Veteran farmer and entrepreneur Armond Morris of Ocilla, Ga., was honored at the Sunbelt Agricultural Exposition as the 2002 Lancaster/Sunbelt Expo Southeastern Farmer of the Year.
Morris, who was chosen as the Georgia state winner in judging conducted by the Georgia Agricultural Extension Service, accepted a check for $12,500 from J. Thomas Ryan, executive vice president of Swisher International, which sponsors the award with the Sunbelt Expo.
Morris was one of eight state winners who were finalists for the prestigious agricultural award, now in its 13th year. It was presented during ceremonies at the Willie B. Withers Exhibitor's Luncheon on the opening day of the Sunbelt Expo. The Sunbelt Expo, North America's Premier Farm Show, was held Oct. 15-17.
“Mr. Morris is an outstanding entrepreneur and innovator who has overcome adversity to build an ultra-successful farming operation,” said Ryan. “We are proud to honor him into this group of 104 farmers who have been honored during the 13 years of this award.”
The presentation to Morris was the highlight of the opening-day luncheon, attended by more than 1,000 people. In addition to the $12,500 overall award and $1,500 award, which goes to each state winner from Swisher International on behalf of its Lancaster Premium Chewing Tobacco brand, Morris will receive a year's supply of Dickies clothing from the Williamson-Dickie Company, the use of a Massey Ferguson farm tractor from AGCO, Inc., a custom-crafted safe and a home security safe from Misty Morn Safes and a $1,000 gift certificate from Southern States Cooperatives, Inc.
State winners who joined Morris on the podium and in the judging for the Southeastern honor are from: Alabama, Charles Burton of Lafayette; Florida, William D. (Will) Putnam III of Alturas; Mississippi, Hugh M. Arant, Jr. of Ruleville; North Carolina, Craven Register of Clinton; South Carolina, Gill Rogers of Hartsville; Tennessee, Ed Rollins of Pulaski; and Virginia, J. Hudson Reese of Scottsburg.
“I never remember not wanting to farm,” said Morris, a farmer for 38 years. “As a youngster, I dreamed that someday I would have a farm of my own.”
Today, Morris farms more than 2,100 acres and grows 700 acres of peanuts - 200 acres that are irrigated. His irrigated peanut crop yields 3,625 pounds per acre while the remaining 500 acres yields 3,075 pounds per acre.

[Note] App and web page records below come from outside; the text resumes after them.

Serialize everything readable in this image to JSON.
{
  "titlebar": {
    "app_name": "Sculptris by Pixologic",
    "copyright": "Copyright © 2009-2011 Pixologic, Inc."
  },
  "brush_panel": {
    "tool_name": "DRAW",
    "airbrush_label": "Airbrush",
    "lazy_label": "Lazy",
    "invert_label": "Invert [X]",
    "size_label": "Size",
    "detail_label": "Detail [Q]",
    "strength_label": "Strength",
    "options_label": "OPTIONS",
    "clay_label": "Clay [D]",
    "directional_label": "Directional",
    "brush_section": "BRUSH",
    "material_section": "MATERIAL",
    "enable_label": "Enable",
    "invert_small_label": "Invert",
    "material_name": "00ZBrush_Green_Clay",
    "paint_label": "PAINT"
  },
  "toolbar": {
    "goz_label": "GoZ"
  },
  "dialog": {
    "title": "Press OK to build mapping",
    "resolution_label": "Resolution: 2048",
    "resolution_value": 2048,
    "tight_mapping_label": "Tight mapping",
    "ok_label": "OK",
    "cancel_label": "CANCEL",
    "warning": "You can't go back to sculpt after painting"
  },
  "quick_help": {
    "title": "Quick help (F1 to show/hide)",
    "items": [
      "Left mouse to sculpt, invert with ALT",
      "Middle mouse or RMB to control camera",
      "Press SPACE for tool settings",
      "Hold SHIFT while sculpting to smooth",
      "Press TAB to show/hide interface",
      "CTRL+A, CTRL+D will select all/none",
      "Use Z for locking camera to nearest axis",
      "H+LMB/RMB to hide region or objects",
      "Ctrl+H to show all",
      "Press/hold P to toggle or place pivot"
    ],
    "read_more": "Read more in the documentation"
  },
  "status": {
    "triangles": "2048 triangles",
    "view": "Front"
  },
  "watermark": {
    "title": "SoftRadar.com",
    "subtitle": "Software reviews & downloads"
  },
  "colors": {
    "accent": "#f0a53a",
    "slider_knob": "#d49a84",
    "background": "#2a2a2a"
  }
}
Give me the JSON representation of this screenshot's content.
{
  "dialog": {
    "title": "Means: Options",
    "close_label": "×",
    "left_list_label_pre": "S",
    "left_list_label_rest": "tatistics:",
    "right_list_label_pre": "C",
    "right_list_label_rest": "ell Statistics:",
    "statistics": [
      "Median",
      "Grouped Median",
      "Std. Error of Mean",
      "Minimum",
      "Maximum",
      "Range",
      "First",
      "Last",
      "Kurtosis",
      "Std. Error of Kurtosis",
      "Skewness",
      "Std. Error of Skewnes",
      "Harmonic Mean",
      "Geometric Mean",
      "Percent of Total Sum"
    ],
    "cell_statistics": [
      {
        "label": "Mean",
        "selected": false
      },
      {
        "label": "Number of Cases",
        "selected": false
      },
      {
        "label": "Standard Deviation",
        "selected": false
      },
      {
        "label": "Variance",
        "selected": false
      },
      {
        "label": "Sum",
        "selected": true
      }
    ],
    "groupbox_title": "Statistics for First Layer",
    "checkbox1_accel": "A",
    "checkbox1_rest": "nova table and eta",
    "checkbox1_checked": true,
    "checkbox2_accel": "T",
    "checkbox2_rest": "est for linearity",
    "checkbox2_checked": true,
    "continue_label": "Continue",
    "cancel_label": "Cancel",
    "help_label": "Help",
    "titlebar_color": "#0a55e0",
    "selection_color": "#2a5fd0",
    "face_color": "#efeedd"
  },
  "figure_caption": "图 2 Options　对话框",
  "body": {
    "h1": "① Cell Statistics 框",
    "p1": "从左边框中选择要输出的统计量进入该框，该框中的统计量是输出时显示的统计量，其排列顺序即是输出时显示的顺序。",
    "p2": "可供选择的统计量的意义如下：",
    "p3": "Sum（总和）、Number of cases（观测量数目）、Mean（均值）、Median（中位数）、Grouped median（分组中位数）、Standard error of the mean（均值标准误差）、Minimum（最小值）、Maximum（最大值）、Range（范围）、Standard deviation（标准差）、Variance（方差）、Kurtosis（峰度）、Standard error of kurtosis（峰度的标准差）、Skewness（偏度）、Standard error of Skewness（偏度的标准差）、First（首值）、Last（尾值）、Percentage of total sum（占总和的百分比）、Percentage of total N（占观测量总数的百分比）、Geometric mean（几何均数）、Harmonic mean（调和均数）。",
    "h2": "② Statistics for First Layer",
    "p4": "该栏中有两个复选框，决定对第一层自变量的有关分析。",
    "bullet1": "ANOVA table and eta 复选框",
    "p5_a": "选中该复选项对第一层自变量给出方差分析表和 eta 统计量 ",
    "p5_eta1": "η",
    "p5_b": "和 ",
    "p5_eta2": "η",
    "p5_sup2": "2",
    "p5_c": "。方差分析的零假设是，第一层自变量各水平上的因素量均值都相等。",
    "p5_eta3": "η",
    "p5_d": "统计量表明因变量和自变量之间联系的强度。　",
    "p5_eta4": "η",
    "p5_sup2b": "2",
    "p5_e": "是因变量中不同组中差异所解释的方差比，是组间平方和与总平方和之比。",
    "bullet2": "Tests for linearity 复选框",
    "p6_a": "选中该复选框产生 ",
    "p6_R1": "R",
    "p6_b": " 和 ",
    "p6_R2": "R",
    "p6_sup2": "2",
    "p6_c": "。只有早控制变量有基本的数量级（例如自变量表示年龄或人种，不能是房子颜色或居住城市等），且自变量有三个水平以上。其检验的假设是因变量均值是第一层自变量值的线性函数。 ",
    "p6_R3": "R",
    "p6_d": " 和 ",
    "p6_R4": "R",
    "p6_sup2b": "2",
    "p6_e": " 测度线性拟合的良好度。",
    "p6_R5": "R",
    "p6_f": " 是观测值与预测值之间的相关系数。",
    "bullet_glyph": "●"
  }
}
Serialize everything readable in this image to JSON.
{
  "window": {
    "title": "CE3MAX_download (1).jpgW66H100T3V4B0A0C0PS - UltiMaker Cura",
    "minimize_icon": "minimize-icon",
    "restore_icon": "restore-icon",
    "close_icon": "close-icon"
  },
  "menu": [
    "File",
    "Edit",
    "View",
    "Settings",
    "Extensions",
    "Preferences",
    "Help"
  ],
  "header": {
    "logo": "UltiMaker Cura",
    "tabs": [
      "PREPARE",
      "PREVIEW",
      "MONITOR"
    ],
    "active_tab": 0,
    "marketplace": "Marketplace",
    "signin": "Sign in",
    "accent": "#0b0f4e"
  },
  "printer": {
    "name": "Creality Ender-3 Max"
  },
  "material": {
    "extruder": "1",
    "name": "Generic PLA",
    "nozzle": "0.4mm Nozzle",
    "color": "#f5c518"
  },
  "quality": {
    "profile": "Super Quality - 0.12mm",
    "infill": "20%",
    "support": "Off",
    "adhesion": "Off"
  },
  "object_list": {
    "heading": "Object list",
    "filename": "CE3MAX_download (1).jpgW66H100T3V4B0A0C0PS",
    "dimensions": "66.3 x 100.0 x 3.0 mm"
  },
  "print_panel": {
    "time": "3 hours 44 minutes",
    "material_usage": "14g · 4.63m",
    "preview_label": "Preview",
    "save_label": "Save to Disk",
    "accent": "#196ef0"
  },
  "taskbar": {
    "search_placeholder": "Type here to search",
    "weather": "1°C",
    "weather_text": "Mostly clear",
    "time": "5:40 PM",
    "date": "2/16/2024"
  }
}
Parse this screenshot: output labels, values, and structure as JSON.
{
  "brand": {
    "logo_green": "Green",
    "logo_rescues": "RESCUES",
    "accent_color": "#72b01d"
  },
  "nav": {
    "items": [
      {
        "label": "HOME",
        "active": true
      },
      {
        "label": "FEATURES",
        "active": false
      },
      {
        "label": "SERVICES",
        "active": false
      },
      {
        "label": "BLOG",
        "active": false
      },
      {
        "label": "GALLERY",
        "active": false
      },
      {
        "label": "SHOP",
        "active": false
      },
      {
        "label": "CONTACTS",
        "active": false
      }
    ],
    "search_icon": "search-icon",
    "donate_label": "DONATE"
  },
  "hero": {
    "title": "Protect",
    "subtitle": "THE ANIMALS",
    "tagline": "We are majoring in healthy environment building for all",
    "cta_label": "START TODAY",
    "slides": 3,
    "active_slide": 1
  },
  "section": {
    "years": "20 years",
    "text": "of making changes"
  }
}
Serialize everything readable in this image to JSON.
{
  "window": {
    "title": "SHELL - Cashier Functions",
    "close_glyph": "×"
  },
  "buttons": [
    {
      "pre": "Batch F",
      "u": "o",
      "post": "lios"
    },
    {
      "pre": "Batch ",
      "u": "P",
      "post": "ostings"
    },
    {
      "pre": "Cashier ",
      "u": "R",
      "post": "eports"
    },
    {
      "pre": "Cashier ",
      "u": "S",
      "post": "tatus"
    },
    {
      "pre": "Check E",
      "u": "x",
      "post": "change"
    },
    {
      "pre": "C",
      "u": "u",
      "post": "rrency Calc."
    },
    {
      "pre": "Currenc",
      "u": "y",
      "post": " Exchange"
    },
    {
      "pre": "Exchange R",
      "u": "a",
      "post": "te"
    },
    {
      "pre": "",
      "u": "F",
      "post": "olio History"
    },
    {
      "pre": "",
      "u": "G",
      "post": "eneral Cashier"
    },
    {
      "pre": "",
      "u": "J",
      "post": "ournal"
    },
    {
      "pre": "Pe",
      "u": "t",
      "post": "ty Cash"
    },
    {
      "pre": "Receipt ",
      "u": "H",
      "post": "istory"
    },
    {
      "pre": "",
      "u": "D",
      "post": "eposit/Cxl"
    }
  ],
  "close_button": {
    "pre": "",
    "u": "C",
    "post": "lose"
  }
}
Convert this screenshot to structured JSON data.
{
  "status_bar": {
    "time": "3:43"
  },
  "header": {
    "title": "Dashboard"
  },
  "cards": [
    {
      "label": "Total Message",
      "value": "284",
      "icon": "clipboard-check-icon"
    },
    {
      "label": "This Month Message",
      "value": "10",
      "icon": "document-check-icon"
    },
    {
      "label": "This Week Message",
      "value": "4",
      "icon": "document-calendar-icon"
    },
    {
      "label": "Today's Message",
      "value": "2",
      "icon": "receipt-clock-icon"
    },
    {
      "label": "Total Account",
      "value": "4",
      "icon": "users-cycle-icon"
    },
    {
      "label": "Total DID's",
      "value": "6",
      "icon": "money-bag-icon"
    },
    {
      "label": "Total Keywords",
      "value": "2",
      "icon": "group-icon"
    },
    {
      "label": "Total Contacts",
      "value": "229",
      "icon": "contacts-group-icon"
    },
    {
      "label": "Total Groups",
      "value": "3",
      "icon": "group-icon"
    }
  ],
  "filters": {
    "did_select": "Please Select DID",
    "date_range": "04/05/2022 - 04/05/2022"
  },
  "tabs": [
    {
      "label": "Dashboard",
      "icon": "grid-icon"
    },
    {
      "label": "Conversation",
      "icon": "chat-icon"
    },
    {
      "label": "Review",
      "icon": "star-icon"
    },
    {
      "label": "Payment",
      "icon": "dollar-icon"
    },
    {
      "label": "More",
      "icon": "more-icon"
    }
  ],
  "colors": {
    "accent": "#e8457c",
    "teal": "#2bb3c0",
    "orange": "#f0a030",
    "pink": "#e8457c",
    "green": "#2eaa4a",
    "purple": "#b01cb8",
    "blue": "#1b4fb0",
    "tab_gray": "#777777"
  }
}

Cotton is also instrumental in Morris' success. He grows 1,400 acres - 500 acres that are fully irrigated. This yields 980 pounds per acre while the non-irrigated area yields 785 pounds. Other crops on his farm include 540 acres of wheat and 30 acres of rye, plus 365 acres of woodlands.
He also operates Morris Agricultural Services, Inc., which provides farmers in the region with chemicals and fertilizers along with being a USDA-approved peanut buying point for Golden Peanut Company, LLC.
“My goal was to have ownership and to provide my family with a comfortable living and to experience the thrill I enjoy each day of being close to nature and God's creation and to see things grow and develop. I have achieved this goal through hard work and dedication to my farming enterprise,” Morris said.
Morris currently is the chairman of the Georgia Peanut Commission, representing 7,000 Georgia peanut farmers. He is also a board member of the American Peanut Council and has assisted in coordinating their international campaign by traveling to numerous countries to sell American peanuts.
“My goal was to help improve and save the peanut program, which is so valuable to the area economy. I made several trips to Washington to visit with congressmen, senators, staff and the secretary of agriculture expressing the plight of Georgia farmers,” said Morris.
Morris also has served on the National Peanut Grower Group and helped lead the farmer delegation in crafting the 2002 farm bill for Georgia.
Morris is assisted in the farming operation by his wife, Brenda, and son, Jason, 27. Morris' daughter, Melanie, 30, resides in Upstate South Carolina with her husband and daughter.
Morris was nominated for the Georgia honor by Irwin County Extension Coordinator Gibbs Wilson.
Morris' farm, and those of all of the state winners was visited by a distinguished group of judges in August. The judges included former Lancaster/Sunbelt Expo Farmer of the Year James Lee Adams of Camilla, Ga.; Jim Marion, former dean of the Auburn School of Agriculture; and Jimmie Loftis, director of public relations and governmental affairs for Southern States Cooperative, Inc.